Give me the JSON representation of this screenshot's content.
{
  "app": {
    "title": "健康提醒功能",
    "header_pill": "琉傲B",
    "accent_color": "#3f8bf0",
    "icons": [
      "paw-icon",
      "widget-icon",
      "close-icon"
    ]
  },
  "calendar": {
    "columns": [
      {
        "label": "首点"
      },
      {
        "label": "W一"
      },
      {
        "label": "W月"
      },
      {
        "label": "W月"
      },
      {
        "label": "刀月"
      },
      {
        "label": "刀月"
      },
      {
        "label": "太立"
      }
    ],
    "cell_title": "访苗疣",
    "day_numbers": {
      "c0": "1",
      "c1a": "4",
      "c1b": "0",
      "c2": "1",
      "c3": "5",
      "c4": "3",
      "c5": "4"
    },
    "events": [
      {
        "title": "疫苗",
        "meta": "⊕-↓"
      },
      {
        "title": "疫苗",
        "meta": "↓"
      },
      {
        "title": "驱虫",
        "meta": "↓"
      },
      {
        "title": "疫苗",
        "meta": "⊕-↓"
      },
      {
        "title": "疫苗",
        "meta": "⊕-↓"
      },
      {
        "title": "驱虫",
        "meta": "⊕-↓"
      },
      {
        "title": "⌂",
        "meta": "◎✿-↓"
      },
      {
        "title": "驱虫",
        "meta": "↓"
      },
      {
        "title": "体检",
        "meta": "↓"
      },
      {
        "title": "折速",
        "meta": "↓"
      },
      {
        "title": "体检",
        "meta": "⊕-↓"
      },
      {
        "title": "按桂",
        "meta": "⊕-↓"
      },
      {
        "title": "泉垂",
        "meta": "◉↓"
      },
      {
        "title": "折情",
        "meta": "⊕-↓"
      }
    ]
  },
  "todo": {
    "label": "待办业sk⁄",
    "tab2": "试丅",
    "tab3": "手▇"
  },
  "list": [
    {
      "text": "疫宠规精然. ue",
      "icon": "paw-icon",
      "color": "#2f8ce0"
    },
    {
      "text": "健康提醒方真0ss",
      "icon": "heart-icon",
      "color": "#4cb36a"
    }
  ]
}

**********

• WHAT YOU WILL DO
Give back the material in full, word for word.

• WRITTEN RESPONSE
Give me the JSON representation of this screenshot's content.
{
  "app": {
    "title": "健康提醒功能",
    "header_pill": "琉傲B",
    "accent_color": "#3f8bf0",
    "icons": [
      "paw-icon",
      "widget-icon",
      "close-icon"
    ]
  },
  "calendar": {
    "columns": [
      {
        "label": "首点"
      },
      {
        "label": "W一"
      },
      {
        "label": "W月"
      },
      {
        "label": "W月"
      },
      {
        "label": "刀月"
      },
      {
        "label": "刀月"
      },
      {
        "label": "太立"
      }
    ],
    "cell_title": "访苗疣",
    "day_numbers": {
      "c0": "1",
      "c1a": "4",
      "c1b": "0",
      "c2": "1",
      "c3": "5",
      "c4": "3",
      "c5": "4"
    },
    "events": [
      {
        "title": "疫苗",
        "meta": "⊕-↓"
      },
      {
        "title": "疫苗",
        "meta": "↓"
      },
      {
        "title": "驱虫",
        "meta": "↓"
      },
      {
        "title": "疫苗",
        "meta": "⊕-↓"
      },
      {
        "title": "疫苗",
        "meta": "⊕-↓"
      },
      {
        "title": "驱虫",
        "meta": "⊕-↓"
      },
      {
        "title": "⌂",
        "meta": "◎✿-↓"
      },
      {
        "title": "驱虫",
        "meta": "↓"
      },
      {
        "title": "体检",
        "meta": "↓"
      },
      {
        "title": "折速",
        "meta": "↓"
      },
      {
        "title": "体检",
        "meta": "⊕-↓"
      },
      {
        "title": "按桂",
        "meta": "⊕-↓"
      },
      {
        "title": "泉垂",
        "meta": "◉↓"
      },
      {
        "title": "折情",
        "meta": "⊕-↓"
      }
    ]
  },
  "todo": {
    "label": "待办业sk⁄",
    "tab2": "试丅",
    "tab3": "手▇"
  },
  "list": [
    {
      "text": "疫宠规精然. ue",
      "icon": "paw-icon",
      "color": "#2f8ce0"
    },
    {
      "text": "健康提醒方真0ss",
      "icon": "heart-icon",
      "color": "#4cb36a"
    }
  ]
}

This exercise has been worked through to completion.